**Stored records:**
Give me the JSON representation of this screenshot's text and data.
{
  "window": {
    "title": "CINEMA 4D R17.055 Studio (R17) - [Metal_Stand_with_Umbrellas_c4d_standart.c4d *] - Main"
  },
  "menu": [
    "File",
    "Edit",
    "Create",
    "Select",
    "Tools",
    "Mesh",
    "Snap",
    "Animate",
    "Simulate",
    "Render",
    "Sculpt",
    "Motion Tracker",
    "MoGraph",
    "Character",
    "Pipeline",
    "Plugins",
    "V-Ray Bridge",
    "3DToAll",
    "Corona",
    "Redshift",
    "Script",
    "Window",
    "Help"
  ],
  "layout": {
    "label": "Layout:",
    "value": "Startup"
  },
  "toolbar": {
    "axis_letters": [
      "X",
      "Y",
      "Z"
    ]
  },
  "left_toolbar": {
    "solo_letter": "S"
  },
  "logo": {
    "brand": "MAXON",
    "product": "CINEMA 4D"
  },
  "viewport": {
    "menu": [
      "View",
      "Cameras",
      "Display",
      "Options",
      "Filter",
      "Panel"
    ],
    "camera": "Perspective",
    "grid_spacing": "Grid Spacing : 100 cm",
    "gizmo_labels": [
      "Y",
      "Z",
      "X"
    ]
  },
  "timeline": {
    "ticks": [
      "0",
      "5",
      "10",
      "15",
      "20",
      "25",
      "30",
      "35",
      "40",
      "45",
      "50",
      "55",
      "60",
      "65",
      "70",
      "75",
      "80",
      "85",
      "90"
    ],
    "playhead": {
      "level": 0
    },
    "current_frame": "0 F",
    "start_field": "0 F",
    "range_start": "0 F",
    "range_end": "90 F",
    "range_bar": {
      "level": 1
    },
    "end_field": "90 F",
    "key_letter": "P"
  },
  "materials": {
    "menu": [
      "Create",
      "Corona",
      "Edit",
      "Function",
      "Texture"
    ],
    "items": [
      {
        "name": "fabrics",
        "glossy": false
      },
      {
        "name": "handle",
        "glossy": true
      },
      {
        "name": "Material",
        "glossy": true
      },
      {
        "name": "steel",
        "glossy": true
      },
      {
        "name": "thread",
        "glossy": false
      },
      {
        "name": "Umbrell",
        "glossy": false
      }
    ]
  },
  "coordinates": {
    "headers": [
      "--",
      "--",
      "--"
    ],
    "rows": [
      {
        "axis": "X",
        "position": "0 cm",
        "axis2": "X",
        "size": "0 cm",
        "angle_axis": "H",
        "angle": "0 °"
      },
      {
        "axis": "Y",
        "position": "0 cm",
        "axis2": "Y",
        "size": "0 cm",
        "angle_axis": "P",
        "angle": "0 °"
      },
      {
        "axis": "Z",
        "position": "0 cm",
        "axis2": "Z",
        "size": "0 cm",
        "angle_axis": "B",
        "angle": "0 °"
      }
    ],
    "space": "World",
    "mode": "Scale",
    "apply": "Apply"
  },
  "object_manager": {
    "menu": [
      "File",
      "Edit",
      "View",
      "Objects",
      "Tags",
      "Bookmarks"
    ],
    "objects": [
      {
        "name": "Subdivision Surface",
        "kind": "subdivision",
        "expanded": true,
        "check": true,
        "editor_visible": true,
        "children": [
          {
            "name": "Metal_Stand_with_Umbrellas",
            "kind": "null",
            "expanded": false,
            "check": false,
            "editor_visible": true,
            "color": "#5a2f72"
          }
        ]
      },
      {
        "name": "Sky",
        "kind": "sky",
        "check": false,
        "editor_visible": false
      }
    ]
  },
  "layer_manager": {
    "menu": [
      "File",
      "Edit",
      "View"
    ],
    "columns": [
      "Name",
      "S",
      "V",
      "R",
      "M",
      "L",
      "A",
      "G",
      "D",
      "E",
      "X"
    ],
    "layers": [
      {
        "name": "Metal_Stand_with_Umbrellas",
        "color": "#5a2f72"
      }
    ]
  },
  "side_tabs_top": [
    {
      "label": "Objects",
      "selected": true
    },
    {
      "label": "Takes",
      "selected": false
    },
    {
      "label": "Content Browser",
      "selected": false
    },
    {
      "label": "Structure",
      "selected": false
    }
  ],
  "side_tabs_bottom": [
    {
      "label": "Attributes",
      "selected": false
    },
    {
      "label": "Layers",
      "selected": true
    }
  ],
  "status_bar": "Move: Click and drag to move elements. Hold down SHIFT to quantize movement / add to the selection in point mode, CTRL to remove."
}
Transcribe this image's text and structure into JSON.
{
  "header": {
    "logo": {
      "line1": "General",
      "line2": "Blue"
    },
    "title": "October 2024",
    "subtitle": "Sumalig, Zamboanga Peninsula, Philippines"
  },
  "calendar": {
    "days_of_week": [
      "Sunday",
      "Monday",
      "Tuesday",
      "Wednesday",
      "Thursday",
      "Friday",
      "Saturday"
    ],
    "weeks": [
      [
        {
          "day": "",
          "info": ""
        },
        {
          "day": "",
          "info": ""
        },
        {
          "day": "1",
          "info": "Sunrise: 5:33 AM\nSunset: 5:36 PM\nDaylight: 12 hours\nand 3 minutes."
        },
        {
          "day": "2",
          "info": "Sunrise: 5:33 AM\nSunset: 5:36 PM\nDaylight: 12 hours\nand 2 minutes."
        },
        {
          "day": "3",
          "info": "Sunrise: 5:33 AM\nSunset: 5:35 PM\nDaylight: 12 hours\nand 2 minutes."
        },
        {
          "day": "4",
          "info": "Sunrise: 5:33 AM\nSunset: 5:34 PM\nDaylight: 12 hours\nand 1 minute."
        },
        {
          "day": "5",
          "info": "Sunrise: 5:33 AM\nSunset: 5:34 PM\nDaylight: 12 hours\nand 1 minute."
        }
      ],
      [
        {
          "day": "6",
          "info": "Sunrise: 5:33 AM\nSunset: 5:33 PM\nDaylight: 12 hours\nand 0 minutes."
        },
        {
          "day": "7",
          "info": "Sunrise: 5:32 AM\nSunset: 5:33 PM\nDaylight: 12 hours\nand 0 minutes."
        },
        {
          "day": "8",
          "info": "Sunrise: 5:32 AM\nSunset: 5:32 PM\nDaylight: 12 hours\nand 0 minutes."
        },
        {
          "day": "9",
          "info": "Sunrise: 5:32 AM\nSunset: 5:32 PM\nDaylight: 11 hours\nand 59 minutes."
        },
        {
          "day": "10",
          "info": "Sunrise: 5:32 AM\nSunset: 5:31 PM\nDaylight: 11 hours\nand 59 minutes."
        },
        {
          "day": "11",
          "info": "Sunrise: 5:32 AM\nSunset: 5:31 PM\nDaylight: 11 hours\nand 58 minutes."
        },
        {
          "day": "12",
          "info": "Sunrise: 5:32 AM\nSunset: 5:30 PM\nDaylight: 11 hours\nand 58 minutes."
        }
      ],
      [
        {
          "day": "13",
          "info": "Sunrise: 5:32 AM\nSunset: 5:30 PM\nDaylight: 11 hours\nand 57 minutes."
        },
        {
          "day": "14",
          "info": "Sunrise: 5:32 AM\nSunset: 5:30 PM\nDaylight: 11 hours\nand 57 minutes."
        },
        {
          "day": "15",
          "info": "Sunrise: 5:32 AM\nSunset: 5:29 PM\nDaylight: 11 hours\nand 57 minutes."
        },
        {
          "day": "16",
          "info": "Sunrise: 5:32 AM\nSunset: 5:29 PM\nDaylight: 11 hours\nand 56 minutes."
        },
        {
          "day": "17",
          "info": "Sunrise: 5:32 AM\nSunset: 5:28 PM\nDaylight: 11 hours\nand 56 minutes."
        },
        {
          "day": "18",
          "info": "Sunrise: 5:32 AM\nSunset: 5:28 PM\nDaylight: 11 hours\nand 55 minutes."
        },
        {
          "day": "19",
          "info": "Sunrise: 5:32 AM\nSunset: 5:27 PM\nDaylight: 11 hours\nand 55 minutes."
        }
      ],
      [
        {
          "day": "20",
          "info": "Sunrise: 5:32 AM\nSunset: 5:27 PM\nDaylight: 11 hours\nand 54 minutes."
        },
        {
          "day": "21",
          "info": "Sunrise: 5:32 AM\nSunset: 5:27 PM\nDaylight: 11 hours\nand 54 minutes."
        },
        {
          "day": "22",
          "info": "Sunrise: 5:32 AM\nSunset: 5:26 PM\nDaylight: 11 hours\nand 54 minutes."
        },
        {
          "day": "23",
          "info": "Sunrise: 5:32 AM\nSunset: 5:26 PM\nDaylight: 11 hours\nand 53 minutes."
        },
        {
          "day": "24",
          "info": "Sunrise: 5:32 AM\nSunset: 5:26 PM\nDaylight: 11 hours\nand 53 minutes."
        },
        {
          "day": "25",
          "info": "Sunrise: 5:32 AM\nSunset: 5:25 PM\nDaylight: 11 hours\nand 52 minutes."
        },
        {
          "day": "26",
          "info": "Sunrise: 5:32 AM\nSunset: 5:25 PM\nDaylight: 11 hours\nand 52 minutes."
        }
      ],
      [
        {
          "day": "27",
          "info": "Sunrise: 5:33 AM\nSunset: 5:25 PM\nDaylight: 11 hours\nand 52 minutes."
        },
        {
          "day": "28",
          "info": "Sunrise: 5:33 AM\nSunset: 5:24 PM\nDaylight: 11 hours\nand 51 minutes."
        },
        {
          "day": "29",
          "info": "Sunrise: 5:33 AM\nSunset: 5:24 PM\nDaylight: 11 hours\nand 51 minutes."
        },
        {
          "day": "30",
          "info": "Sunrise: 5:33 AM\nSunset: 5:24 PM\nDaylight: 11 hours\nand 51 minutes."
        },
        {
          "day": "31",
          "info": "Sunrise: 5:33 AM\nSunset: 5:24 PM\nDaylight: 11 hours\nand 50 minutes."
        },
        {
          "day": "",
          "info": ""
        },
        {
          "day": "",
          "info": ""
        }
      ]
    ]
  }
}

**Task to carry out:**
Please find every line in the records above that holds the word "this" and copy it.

**Expected output:**
Give me the JSON representation of this screenshot's text and data.
Transcribe this image's text and structure into JSON.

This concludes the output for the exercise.